By now my views on Pi Day are well documented (see earlier posts from 2011 and 2009 if you’re curious). Recently, though, I’ve decided to try to be a little less curmudgeonly when it comes to math holidays. Consequently, while it would be easy to provide snarky commentary on articles with particularly egregious mathematical errors, this year I will try to restrain myself.
As I’ve said before, one of my biggest problems with Pi day is that the activities are, for the most part, a little ridiculous, and don’t actually do anything to better the general populace’s understanding of mathematics. Last year, I explained why contests involving the recitation of digits of are silly, so this year I’d like to offer an alternative.
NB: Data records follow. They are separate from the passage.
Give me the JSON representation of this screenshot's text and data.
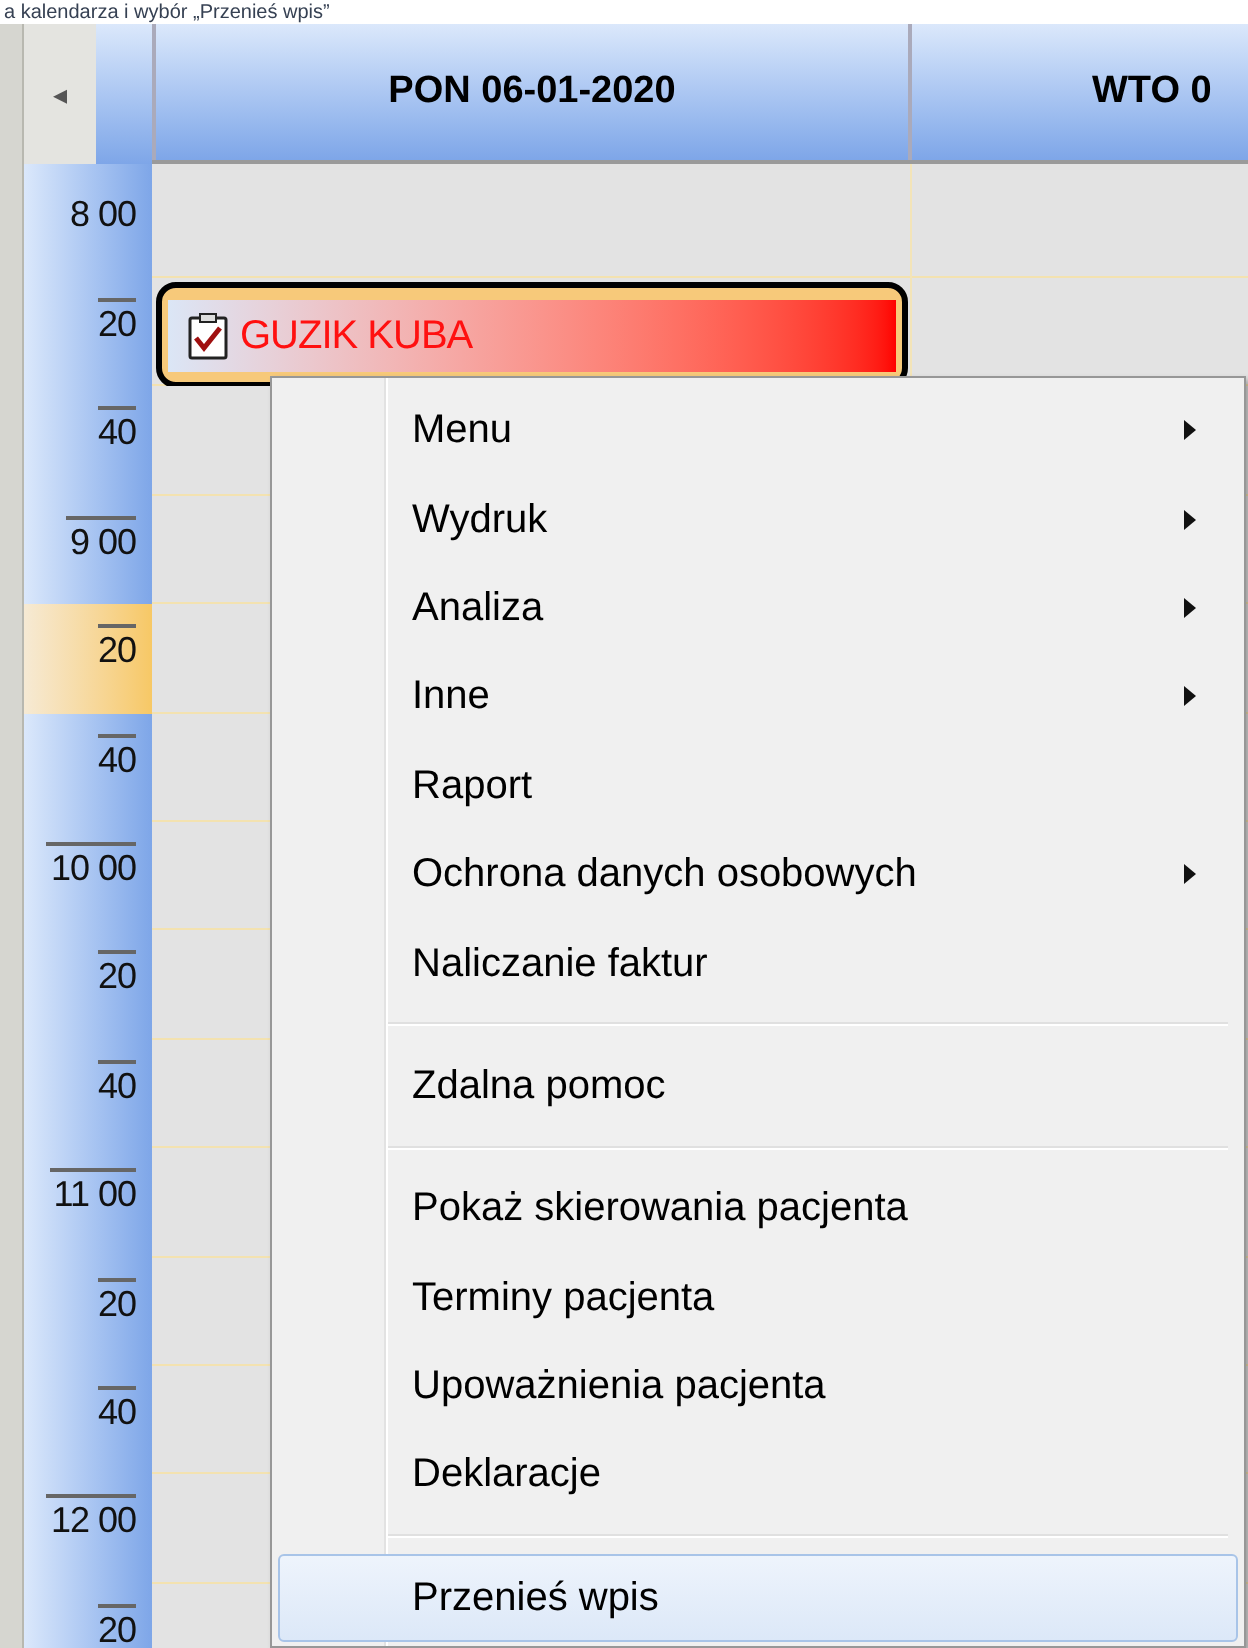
{
  "caption": "a kalendarza i wybór „Przenieś wpis”",
  "header": {
    "scroll_left": "◂",
    "days": [
      {
        "label": "PON 06-01-2020"
      },
      {
        "label": "WTO 0"
      }
    ]
  },
  "time_slots": [
    {
      "label": "8 00",
      "kind": "hour",
      "highlighted": false
    },
    {
      "label": "20",
      "kind": "minute",
      "highlighted": false
    },
    {
      "label": "40",
      "kind": "minute",
      "highlighted": false
    },
    {
      "label": "9 00",
      "kind": "hour",
      "highlighted": false
    },
    {
      "label": "20",
      "kind": "minute",
      "highlighted": true
    },
    {
      "label": "40",
      "kind": "minute",
      "highlighted": false
    },
    {
      "label": "10 00",
      "kind": "hour",
      "highlighted": false
    },
    {
      "label": "20",
      "kind": "minute",
      "highlighted": false
    },
    {
      "label": "40",
      "kind": "minute",
      "highlighted": false
    },
    {
      "label": "11 00",
      "kind": "hour",
      "highlighted": false
    },
    {
      "label": "20",
      "kind": "minute",
      "highlighted": false
    },
    {
      "label": "40",
      "kind": "minute",
      "highlighted": false
    },
    {
      "label": "12 00",
      "kind": "hour",
      "highlighted": false
    },
    {
      "label": "20",
      "kind": "minute",
      "highlighted": false
    }
  ],
  "appointment": {
    "name": "GUZIK KUBA",
    "checked": true,
    "selected": true
  },
  "context_menu": [
    {
      "kind": "item",
      "label": "Menu",
      "submenu": true,
      "selected": false
    },
    {
      "kind": "item",
      "label": "Wydruk",
      "submenu": true,
      "selected": false
    },
    {
      "kind": "item",
      "label": "Analiza",
      "submenu": true,
      "selected": false
    },
    {
      "kind": "item",
      "label": "Inne",
      "submenu": true,
      "selected": false
    },
    {
      "kind": "item",
      "label": "Raport",
      "submenu": false,
      "selected": false
    },
    {
      "kind": "item",
      "label": "Ochrona danych osobowych",
      "submenu": true,
      "selected": false
    },
    {
      "kind": "item",
      "label": "Naliczanie faktur",
      "submenu": false,
      "selected": false
    },
    {
      "kind": "separator"
    },
    {
      "kind": "item",
      "label": "Zdalna pomoc",
      "submenu": false,
      "selected": false
    },
    {
      "kind": "separator"
    },
    {
      "kind": "item",
      "label": "Pokaż skierowania pacjenta",
      "submenu": false,
      "selected": false
    },
    {
      "kind": "item",
      "label": "Terminy pacjenta",
      "submenu": false,
      "selected": false
    },
    {
      "kind": "item",
      "label": "Upoważnienia pacjenta",
      "submenu": false,
      "selected": false
    },
    {
      "kind": "item",
      "label": "Deklaracje",
      "submenu": false,
      "selected": false
    },
    {
      "kind": "separator"
    },
    {
      "kind": "item",
      "label": "Przenieś wpis",
      "submenu": false,
      "selected": true
    }
  ]
}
Why not use the day as an opportunity to debate with students the relative merits of and ?
Of course, I’m talking about more than Greek letters here; . . . → Read More: Pi Day vs. Half Tau Day
Dessert aside, long-time readers are probably already aware of my decidedly mixed feelings towards Pi Day (see, for example, here). Nevertheless, the holiday seems only to be growing in popularity, and so I feel compelled to take it to task once again.
In my earlier post, I complained about mathematical mistakes that frequently appeared in Pi Day articles aimed at a general audience; these errors still exist, but rather than nitpick, let me instead focus on the most bothersome activity of the day. I’m speaking, of course, about pi recitation competitions.
Reciting the digits of pi is, unfortunately, becoming a popular activity – dare I say even a tradition – on Pi Day. Competitors recite as many digits of pi as they can, and the person who can recite the most digits is declared the winner. As I’ve said before, I fail to see the point of this exercise. From a mathematical standpoint, . . . → Read More: Pi Day Post Mortem